*** LISTED RECORDS ***

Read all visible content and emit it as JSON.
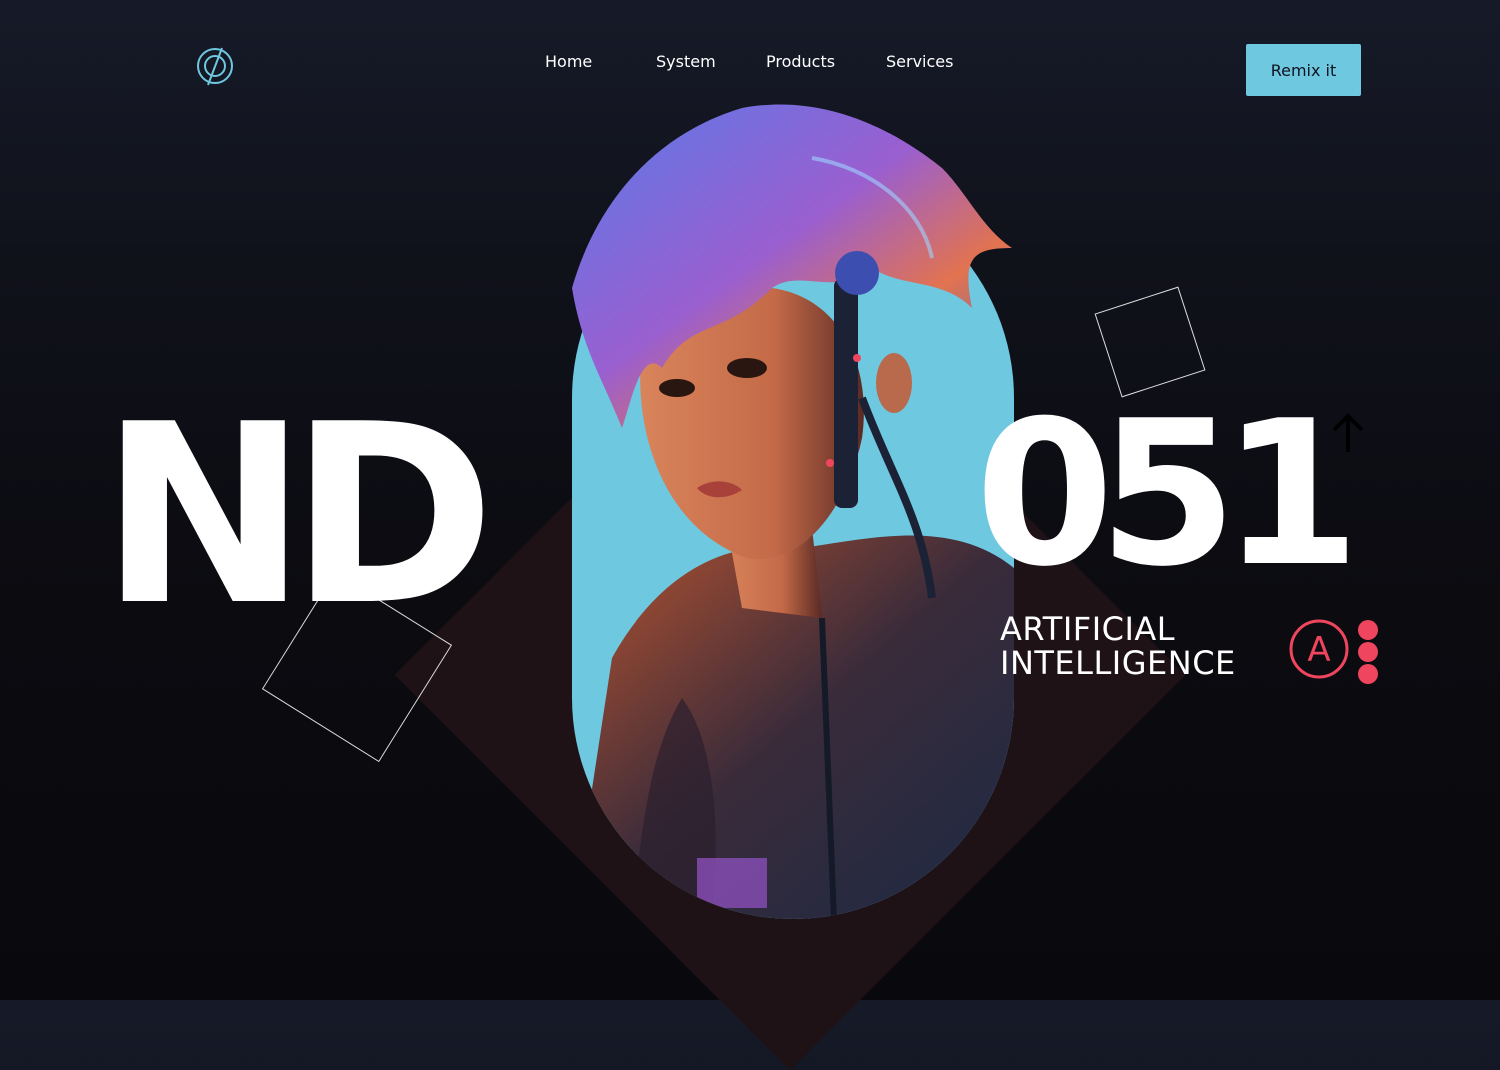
{
  "header": {
    "logo_icon": "target-ring-icon",
    "nav": [
      {
        "label": "Home"
      },
      {
        "label": "System"
      },
      {
        "label": "Products"
      },
      {
        "label": "Services"
      }
    ],
    "cta_label": "Remix it"
  },
  "hero": {
    "title_left": "ND",
    "title_right": "051",
    "subtitle_line1": "ARTIFICIAL",
    "subtitle_line2": "INTELLIGENCE",
    "badge_letter": "A",
    "arrow_icon": "arrow-up-icon",
    "portrait": "cyberpunk-woman-portrait"
  },
  "colors": {
    "accent": "#6ec8e0",
    "pink": "#f0455f",
    "diamond": "#1e1216",
    "background": "#0b0b10"
  }
}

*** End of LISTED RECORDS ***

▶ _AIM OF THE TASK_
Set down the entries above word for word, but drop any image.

▶ _SOLUTION FOR THIS PROBLEM_
Read all visible content and emit it as JSON.
{
  "header": {
    "logo_icon": "target-ring-icon",
    "nav": [
      {
        "label": "Home"
      },
      {
        "label": "System"
      },
      {
        "label": "Products"
      },
      {
        "label": "Services"
      }
    ],
    "cta_label": "Remix it"
  },
  "hero": {
    "title_left": "ND",
    "title_right": "051",
    "subtitle_line1": "ARTIFICIAL",
    "subtitle_line2": "INTELLIGENCE",
    "badge_letter": "A",
    "arrow_icon": "arrow-up-icon",
    "portrait": "cyberpunk-woman-portrait"
  },
  "colors": {
    "accent": "#6ec8e0",
    "pink": "#f0455f",
    "diamond": "#1e1216",
    "background": "#0b0b10"
  }
}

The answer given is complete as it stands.